Working out is only half the battle. If you want to supercharge your fitness and all-around health, you need to pay attention to what you put in your body.
In other words, you need to feed the machine, but supplying sufficient calorie intake isn’t enough. The right balance of nutrients fuels muscle growth and prevents certain conditions.
With that in mind, here’s how to optimize your diet while working out.
1. Incorporate Lots of Lean Protein
Protein restores and builds muscle fiber, and the building blocks of this macronutrient are amino acids. All 20 are vital for health, although nutritionists label only nine as essential. You can get enough of the stuff entirely from plant-based sources, although you’ll need to monitor your intake to ensure you get enough of each.
However, animal sources provide a balance of all the amino acids you need. If you are a vegetarian or pescatarian, it’s a snap to find low-calorie choices like eggs and seafood. Fish is particularly healthy because it delivers a dose of immune-boosting nutrients like omega-3 fatty acids and vitamin B12.
If you eat meat, try to get most of your protein intake from lean sources such as those above and poultry. Reserve red meat, like beef and pork, for rare treats. According to the World Health Organization (WHO), processed and red meats qualify as carcinogenic or probably so, as their consumption increases colorectal cancer risks.
The bottom line: It’s okay to have the occasional burger, but don’t trick yourself into thinking you need one after every weight-room session. A salad with lentils, chickpeas, nuts and seeds or a salmon steak is a better choice.
2. Go as Plant-Based as Possible
Even though protein is essential, the majority of your intake should stem from plant-based sources. These foods are rich in vitamins, minerals and other phytonutrients that are essential to positive health. Additionally, they are lower in calories and saturated fats than animal-based foods and can help you keep your weight manageable without feeling deprived.
Another reason to increase your fruit and vegetable intake revolves around preventing cellular damage from free radicals. These damaging substances arise from oxidative stress when you encounter psychological or physical stressors, pollution or environmental toxins.
Free radicals cause damage by stealing electrons from atoms within your body’s cells, causing them to mutate or die. Plant-based foods provide missing electrons, each type pairing with different molecules — the greater the variety you consume, the better your chances of providing your body with what it needs. Try looking at your plate as a clock and filling it halfway with salad greens or other veggies and fruits at each meal.
3. Reduce White Flour Intake
Some nutritionists refer to white flour as the “glue of the gut,” but please don’t let this phrase panic you if you had a sandwich for lunch. The stuff doesn’t actually turn into paper maché paste in your intestines, although it can make your digestive system feel sluggish.
The problem arises because manufacturers remove the endosperm when processing grain, removing most of the beneficial nutrients. Even if they later enrich the resulting flour, your body doesn’t absorb those vitamins and minerals as readily as they do those from nature. The result is a substance that provides rapidly absorbing calories but little else.

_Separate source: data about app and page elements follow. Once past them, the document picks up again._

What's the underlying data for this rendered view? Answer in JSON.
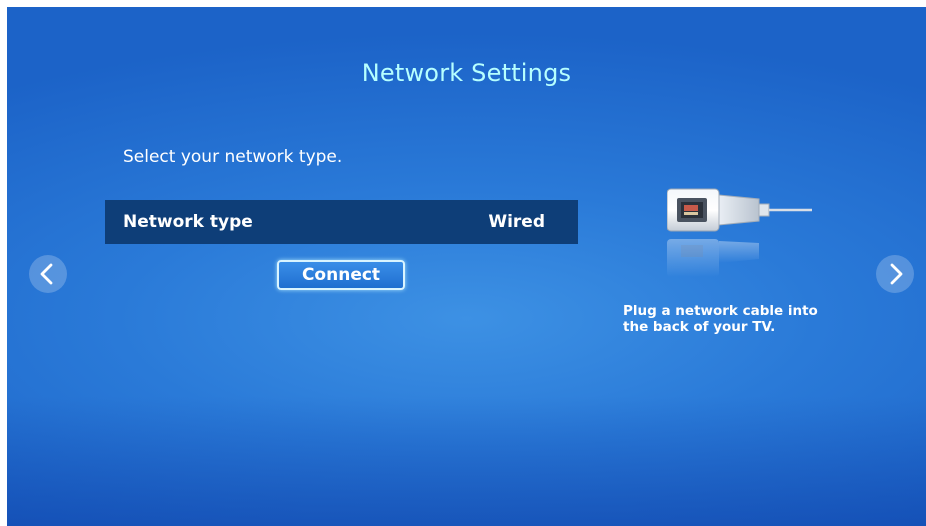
{
  "header": {
    "title": "Network Settings"
  },
  "main": {
    "prompt": "Select your network type.",
    "network_type": {
      "label": "Network type",
      "value": "Wired"
    },
    "connect_label": "Connect"
  },
  "help": {
    "text": "Plug a network cable into\nthe back of your TV.",
    "illustration_icon": "ethernet-cable-icon"
  },
  "navigation": {
    "previous_icon": "chevron-left-icon",
    "next_icon": "chevron-right-icon"
  },
  "colors": {
    "background": "#2a7ad8",
    "title": "#b6ffff",
    "row_selected": "#0e3e78",
    "button_border": "#d9f4ff"
  }
}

White flour causes your blood sugar to spike as it quickly converts to glucose in your body. As soon as the initial rush wears off, you feel hungry again, prompting you to snack — and add excess pounds.
4. Watch Out for Added Sugars
Added sugar increases your risk of developing Type 2 diabetes. Fully 88 million Americans already live with prediabetes, a precursor to this condition that can increase your cardiovascular and kidney disease risk.
Added sugars can show up in sneaky places. You probably know they lurk in many baked goods, but shelf favorites such as canned tomato sauce can also contain high amounts. Learn how to identify the many names for added sugars on food labels and pay attention to the amount listed under the carbohydrate section.
5. What You Drink Matters, Too
Please don’t neglect your beverage choices when cleaning up your diet. What you drink matters as much as the solid foods you choose.
Try to avoid alcohol. It’s high in calories, but weight gain is not the only damage it can do to your overall health. Prolonged excessive consumption can elevate your blood pressure and leave you at risk of heart disease. Stick to no more than two alcoholic beverages per day for men and one for women.
In moderate amounts, caffeine improves athletic performance, but don’t overdo it to the point where you become jittery. If you are a coffee fiend, try alternating with herbal tea. Studies show that regular tea drinkers tend to live longer, perhaps because of the valuable antioxidants.
Optimize Your Diet While Working Out With These Tips
Exercise is only half the battle when it comes to your complete health. Optimize your diet while working out with these five tips.